There is a precise correlation between the damaged part of the brain and the kind of linguistic impairment: Broca’s aphasia results from damage to parts of the brain in front of the central sulcus while Wernicke’s aphasia results from damage to parts of the left cortex behind the central sulcus.
The main difference between Broca’s aphasia and Wernicke’s aphasia concerns fluency in the speech production. Broca’s aphasia is considered ‘nonfluent’ because it affects the speech production while Wernicke’s aphasia is considered ‘fluent’ because it affects only speech comprehension.
Broca’s aphasia, which is the most important of the less severe forms of nonfluent aphasias, is not only manifested in the slowness of the speech production but also in phonemic errors called ‘phonemic paraphasias’.
For example, a patient who wishes to produce the sentence in 1a would be likely to produce the sentence in 1b.
- I like the ice cream
- …. like … ice kleen
This shows not only that the patient changes the /r/ to /l/ in the word ‘cream’ in order to semplify the cluster but also that he/she omits the function words such as ‘I’ and ‘the’. The omission of these ‘little words’ is what bestowed the definition ‘telegraphic speech’ on the speech of Broca’s aphasics.
There are mainly two possible reasons for these omissions: either the economy of effort since the speech production is very effortful for these patients or the disturbance of syntactic competence. This second hypothesis, which is confirmed by the difficulty in judging the grammaticality and the meaning of sentences, would however undermine the idea that Broca’s aphasia is simply a production deficit.

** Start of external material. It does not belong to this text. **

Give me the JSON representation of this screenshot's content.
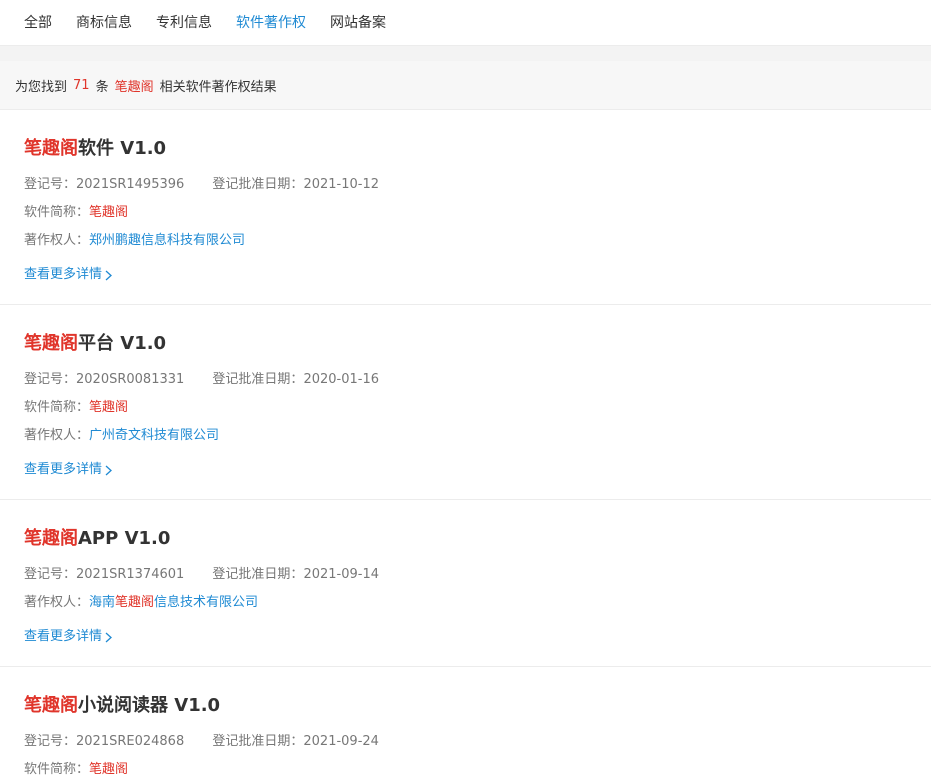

Another important difference between the two aphasias is the fact that, in contrast to Wernicke’s aphasics, Broca’s aphasics are aware of their deficit. Wernicke’s aphasics don’t make any mistakes in speech production, however they rarely make any sense, since there is no coherence between the question asked and their reply, which shows a deficit in language comprehension.
E: How are you today, Mrs A?